* _REQUIRED ACTION_:
Would you write out every record that follows exactly, with the pictures left out?

[Website and app data records]

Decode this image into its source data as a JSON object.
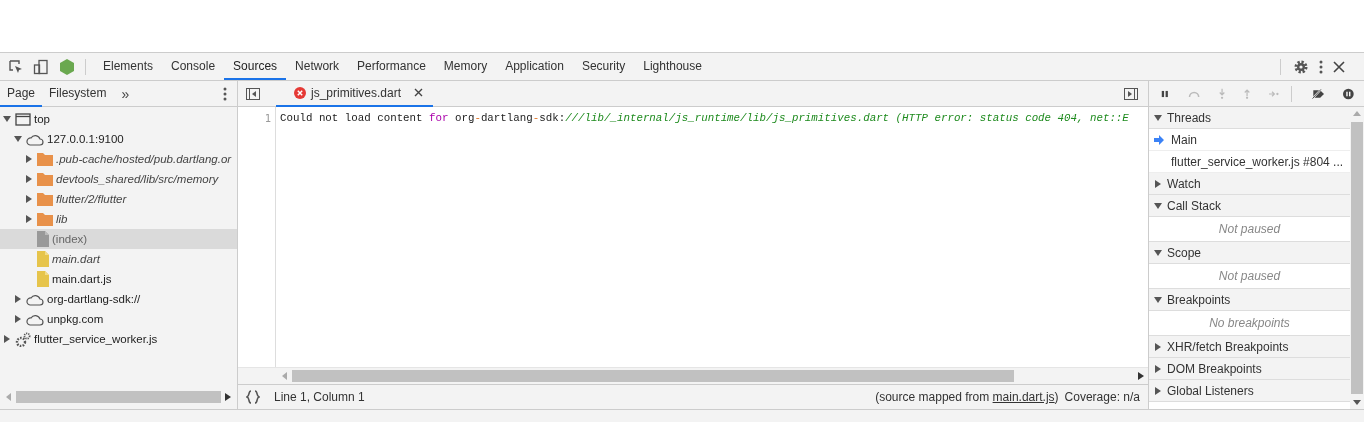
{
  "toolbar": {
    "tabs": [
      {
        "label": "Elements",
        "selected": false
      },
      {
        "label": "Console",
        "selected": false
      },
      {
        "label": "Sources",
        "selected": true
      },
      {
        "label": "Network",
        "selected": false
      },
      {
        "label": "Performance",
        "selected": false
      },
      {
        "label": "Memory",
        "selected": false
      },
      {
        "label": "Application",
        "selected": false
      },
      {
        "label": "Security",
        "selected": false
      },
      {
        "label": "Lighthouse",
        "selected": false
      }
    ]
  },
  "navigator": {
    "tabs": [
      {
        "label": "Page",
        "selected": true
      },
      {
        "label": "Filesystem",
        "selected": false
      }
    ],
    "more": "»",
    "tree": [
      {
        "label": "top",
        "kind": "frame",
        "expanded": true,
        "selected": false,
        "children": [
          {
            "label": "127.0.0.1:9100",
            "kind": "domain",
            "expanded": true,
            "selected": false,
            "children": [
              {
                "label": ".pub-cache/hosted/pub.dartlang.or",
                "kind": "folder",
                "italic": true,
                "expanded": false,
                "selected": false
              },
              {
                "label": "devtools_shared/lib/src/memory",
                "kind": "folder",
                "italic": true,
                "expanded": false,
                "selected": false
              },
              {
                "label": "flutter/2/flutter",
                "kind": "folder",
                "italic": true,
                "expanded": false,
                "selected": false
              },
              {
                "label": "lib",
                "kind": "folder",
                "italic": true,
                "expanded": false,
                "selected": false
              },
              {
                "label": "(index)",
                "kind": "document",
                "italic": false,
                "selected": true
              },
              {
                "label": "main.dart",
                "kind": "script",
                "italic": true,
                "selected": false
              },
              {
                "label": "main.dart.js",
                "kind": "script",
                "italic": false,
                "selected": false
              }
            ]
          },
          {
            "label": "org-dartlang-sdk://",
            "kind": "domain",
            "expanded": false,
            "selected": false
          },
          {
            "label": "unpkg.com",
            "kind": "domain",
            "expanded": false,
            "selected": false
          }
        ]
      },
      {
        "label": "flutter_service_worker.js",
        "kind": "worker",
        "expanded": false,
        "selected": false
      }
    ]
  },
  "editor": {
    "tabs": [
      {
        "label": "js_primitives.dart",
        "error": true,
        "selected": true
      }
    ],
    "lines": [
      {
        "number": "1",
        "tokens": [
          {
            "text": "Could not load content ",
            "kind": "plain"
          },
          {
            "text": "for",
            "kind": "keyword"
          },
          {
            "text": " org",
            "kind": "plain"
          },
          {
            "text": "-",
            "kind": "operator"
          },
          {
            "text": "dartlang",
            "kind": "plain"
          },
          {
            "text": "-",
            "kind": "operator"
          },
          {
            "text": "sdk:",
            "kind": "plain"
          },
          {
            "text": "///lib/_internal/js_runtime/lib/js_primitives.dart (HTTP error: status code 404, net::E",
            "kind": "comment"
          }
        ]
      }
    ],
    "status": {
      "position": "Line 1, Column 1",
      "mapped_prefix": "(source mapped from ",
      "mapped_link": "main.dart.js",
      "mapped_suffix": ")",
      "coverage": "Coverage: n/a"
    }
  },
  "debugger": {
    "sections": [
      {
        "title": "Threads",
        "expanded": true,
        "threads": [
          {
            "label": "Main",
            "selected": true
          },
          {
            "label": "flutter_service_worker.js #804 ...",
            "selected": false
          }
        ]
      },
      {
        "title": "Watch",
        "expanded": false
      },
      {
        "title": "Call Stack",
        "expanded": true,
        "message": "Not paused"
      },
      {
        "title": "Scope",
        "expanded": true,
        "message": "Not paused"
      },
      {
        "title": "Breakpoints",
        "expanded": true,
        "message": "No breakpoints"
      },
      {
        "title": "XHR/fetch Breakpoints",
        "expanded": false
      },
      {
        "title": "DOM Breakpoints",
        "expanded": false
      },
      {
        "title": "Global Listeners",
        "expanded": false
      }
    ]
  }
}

* _RESULT OF THE TASK_:
Decode this image into its source data as a JSON object.
{
  "toolbar": {
    "tabs": [
      {
        "label": "Elements",
        "selected": false
      },
      {
        "label": "Console",
        "selected": false
      },
      {
        "label": "Sources",
        "selected": true
      },
      {
        "label": "Network",
        "selected": false
      },
      {
        "label": "Performance",
        "selected": false
      },
      {
        "label": "Memory",
        "selected": false
      },
      {
        "label": "Application",
        "selected": false
      },
      {
        "label": "Security",
        "selected": false
      },
      {
        "label": "Lighthouse",
        "selected": false
      }
    ]
  },
  "navigator": {
    "tabs": [
      {
        "label": "Page",
        "selected": true
      },
      {
        "label": "Filesystem",
        "selected": false
      }
    ],
    "more": "»",
    "tree": [
      {
        "label": "top",
        "kind": "frame",
        "expanded": true,
        "selected": false,
        "children": [
          {
            "label": "127.0.0.1:9100",
            "kind": "domain",
            "expanded": true,
            "selected": false,
            "children": [
              {
                "label": ".pub-cache/hosted/pub.dartlang.or",
                "kind": "folder",
                "italic": true,
                "expanded": false,
                "selected": false
              },
              {
                "label": "devtools_shared/lib/src/memory",
                "kind": "folder",
                "italic": true,
                "expanded": false,
                "selected": false
              },
              {
                "label": "flutter/2/flutter",
                "kind": "folder",
                "italic": true,
                "expanded": false,
                "selected": false
              },
              {
                "label": "lib",
                "kind": "folder",
                "italic": true,
                "expanded": false,
                "selected": false
              },
              {
                "label": "(index)",
                "kind": "document",
                "italic": false,
                "selected": true
              },
              {
                "label": "main.dart",
                "kind": "script",
                "italic": true,
                "selected": false
              },
              {
                "label": "main.dart.js",
                "kind": "script",
                "italic": false,
                "selected": false
              }
            ]
          },
          {
            "label": "org-dartlang-sdk://",
            "kind": "domain",
            "expanded": false,
            "selected": false
          },
          {
            "label": "unpkg.com",
            "kind": "domain",
            "expanded": false,
            "selected": false
          }
        ]
      },
      {
        "label": "flutter_service_worker.js",
        "kind": "worker",
        "expanded": false,
        "selected": false
      }
    ]
  },
  "editor": {
    "tabs": [
      {
        "label": "js_primitives.dart",
        "error": true,
        "selected": true
      }
    ],
    "lines": [
      {
        "number": "1",
        "tokens": [
          {
            "text": "Could not load content ",
            "kind": "plain"
          },
          {
            "text": "for",
            "kind": "keyword"
          },
          {
            "text": " org",
            "kind": "plain"
          },
          {
            "text": "-",
            "kind": "operator"
          },
          {
            "text": "dartlang",
            "kind": "plain"
          },
          {
            "text": "-",
            "kind": "operator"
          },
          {
            "text": "sdk:",
            "kind": "plain"
          },
          {
            "text": "///lib/_internal/js_runtime/lib/js_primitives.dart (HTTP error: status code 404, net::E",
            "kind": "comment"
          }
        ]
      }
    ],
    "status": {
      "position": "Line 1, Column 1",
      "mapped_prefix": "(source mapped from ",
      "mapped_link": "main.dart.js",
      "mapped_suffix": ")",
      "coverage": "Coverage: n/a"
    }
  },
  "debugger": {
    "sections": [
      {
        "title": "Threads",
        "expanded": true,
        "threads": [
          {
            "label": "Main",
            "selected": true
          },
          {
            "label": "flutter_service_worker.js #804 ...",
            "selected": false
          }
        ]
      },
      {
        "title": "Watch",
        "expanded": false
      },
      {
        "title": "Call Stack",
        "expanded": true,
        "message": "Not paused"
      },
      {
        "title": "Scope",
        "expanded": true,
        "message": "Not paused"
      },
      {
        "title": "Breakpoints",
        "expanded": true,
        "message": "No breakpoints"
      },
      {
        "title": "XHR/fetch Breakpoints",
        "expanded": false
      },
      {
        "title": "DOM Breakpoints",
        "expanded": false
      },
      {
        "title": "Global Listeners",
        "expanded": false
      }
    ]
  }
}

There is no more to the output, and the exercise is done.